Matthew and Diana’s journey eventually led them to Bohemia, where they discovered Edward Kelley imprisoned in the court of Rudolf II and driven mad by the Book of Life. Kelley had taken the book from Queen Elizabeth’s astronomer Dr Dee, and wanted to use it to find the secret of longevity. Kelley was later greeted by a mysterious vampire known as Benjamin Fuchs, who introduced himself to Diana in Bohemia, and who was later revealed to have sired Father Hubbard.
When Diana and Matthew discovered Kelley and took the book, Kelley tore out three pages, and one of each was then given to each magical species for safe-keeping. Diana’s father Stephen received the witch page in the modern day, and used his time-spinning power to travel back to the Elizabethan era to find the rest of the book. That’s where Diana met him, having not seen him since she was seven years old, when her parents were killed. Even in possession of the book, Diana couldn’t read it, and decided to return it to Dr Dee so that she would be able to find it again in the 21st century.
Peter Knox, High Magic and the Tragedy of Aunt Em
Peter Knox learned of the existence of baby Margaret – the witch born to daemon parents Nathaniel and Sophie – and promised her grandmother Agatha that the child would soon be taken away to be raised by her own species. He then went to Sept-Tours, where Diana’s aunts and the others were staying for protection against him, in search of the witch page of the Book of Life.
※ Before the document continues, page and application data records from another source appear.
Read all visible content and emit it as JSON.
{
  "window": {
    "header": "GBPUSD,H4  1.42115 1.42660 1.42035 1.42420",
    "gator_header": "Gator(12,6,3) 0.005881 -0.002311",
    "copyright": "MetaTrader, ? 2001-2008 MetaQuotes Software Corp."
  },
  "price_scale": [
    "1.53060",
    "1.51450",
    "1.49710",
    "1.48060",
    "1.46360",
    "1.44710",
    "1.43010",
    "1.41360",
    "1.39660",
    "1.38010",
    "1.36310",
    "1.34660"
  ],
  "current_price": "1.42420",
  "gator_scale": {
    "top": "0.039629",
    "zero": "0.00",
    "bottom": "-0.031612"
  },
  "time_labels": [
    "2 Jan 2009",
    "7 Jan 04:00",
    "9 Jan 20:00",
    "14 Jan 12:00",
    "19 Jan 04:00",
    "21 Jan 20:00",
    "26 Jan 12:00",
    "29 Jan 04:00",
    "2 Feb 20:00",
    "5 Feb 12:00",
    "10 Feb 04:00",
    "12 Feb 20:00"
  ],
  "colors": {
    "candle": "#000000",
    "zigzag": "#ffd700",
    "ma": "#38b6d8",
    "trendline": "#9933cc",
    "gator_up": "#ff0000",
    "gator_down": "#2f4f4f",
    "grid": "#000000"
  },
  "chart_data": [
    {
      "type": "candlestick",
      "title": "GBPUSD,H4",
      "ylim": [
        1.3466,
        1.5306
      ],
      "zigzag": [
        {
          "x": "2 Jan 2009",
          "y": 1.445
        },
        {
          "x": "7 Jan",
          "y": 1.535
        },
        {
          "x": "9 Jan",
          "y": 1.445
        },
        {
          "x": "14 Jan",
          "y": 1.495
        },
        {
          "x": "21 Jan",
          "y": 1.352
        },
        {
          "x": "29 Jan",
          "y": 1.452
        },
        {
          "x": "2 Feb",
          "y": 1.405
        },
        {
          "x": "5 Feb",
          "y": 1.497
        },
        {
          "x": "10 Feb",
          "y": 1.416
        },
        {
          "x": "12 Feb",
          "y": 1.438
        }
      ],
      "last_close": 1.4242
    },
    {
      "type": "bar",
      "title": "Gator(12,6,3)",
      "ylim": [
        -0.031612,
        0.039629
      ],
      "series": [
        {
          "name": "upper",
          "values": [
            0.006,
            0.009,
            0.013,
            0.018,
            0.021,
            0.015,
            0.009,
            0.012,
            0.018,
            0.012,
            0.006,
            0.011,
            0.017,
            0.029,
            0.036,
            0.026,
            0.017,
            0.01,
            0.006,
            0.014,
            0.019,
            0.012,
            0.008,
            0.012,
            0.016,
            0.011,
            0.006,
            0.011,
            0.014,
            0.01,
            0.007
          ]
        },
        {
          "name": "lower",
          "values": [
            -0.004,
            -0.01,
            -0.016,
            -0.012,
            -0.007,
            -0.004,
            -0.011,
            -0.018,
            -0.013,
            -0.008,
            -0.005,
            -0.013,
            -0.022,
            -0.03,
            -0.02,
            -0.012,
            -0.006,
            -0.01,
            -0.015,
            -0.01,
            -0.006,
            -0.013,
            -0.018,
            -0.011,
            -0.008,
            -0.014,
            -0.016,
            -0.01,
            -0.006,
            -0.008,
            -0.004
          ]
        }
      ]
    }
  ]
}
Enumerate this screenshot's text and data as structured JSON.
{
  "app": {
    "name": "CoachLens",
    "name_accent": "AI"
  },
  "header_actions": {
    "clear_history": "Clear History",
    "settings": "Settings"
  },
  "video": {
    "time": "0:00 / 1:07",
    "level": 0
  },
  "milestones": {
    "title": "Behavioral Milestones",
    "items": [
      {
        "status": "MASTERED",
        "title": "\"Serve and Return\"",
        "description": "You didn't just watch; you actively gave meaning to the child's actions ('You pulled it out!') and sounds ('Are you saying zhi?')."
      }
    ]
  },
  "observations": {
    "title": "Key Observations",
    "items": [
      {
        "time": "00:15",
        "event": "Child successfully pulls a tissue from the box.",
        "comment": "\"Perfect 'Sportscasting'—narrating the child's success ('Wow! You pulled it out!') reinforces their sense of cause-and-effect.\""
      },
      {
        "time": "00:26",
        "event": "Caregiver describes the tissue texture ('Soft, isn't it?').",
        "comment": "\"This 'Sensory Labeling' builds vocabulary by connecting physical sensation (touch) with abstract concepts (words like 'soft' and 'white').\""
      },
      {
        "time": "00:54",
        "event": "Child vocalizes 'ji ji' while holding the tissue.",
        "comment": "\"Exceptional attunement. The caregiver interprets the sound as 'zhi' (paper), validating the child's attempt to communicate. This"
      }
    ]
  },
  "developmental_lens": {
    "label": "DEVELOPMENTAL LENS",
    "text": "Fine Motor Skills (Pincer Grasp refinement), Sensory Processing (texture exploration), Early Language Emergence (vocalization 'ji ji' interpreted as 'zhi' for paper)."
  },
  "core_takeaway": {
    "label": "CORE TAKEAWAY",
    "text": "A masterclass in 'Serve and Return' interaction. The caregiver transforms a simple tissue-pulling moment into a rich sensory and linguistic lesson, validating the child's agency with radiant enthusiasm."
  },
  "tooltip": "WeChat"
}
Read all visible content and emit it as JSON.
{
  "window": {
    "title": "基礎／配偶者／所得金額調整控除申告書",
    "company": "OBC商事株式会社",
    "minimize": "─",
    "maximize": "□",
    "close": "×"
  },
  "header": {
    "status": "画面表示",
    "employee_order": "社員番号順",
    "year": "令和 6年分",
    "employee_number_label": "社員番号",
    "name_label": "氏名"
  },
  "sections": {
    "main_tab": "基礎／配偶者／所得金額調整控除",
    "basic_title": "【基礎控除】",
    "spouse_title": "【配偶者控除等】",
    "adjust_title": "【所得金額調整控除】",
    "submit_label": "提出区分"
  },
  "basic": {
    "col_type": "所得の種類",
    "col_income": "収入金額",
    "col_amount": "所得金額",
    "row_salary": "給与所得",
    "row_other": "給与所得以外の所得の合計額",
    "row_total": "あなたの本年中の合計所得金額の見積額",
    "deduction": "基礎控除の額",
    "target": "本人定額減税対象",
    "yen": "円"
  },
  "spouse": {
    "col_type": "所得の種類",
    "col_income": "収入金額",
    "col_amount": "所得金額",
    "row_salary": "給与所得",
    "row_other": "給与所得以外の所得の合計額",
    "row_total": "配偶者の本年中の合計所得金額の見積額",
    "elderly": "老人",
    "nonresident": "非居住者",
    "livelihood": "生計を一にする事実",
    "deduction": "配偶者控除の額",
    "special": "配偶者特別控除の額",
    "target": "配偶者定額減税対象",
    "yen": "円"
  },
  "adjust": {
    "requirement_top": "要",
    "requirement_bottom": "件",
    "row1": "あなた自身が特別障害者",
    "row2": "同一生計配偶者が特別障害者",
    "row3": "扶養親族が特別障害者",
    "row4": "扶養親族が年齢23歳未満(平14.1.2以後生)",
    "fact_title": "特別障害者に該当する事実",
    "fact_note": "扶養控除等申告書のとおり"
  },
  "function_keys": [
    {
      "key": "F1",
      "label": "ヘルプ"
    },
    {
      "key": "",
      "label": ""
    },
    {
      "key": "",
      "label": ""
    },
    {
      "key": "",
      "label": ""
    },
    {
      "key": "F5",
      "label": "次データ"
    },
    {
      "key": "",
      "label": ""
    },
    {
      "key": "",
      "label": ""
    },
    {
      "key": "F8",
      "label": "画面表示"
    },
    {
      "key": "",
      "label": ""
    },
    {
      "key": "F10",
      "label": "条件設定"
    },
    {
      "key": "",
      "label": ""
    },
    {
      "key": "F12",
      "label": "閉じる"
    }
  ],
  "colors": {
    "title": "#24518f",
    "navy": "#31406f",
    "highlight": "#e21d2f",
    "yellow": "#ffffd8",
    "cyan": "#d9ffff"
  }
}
At Sept-Tours, Aunt Emily feared for Diana’s safety, and so broke a solemn promise to Sarah to try to protect their niece. Em experimented with dangerous high magic to communicate with Diana’s dead mother Rebecca. It left her vulnerable to attack by Knox, who killed Emily in the grounds outside Sept-Tours and attacked Marcus. Before she died, Em magically hid the page of the Book he sought, and promised that Diana would unite all creatures against his bigotry and avenge her. The season ended as Diana and Matthew travelled back to Sept-Tours to face the devastation wrought by Knox, now married, and bringing with them new life.
A Discovery of Witches season 3 starts on Friday January 7th on Sky Max, and Saturday January 8th on Sundance Now.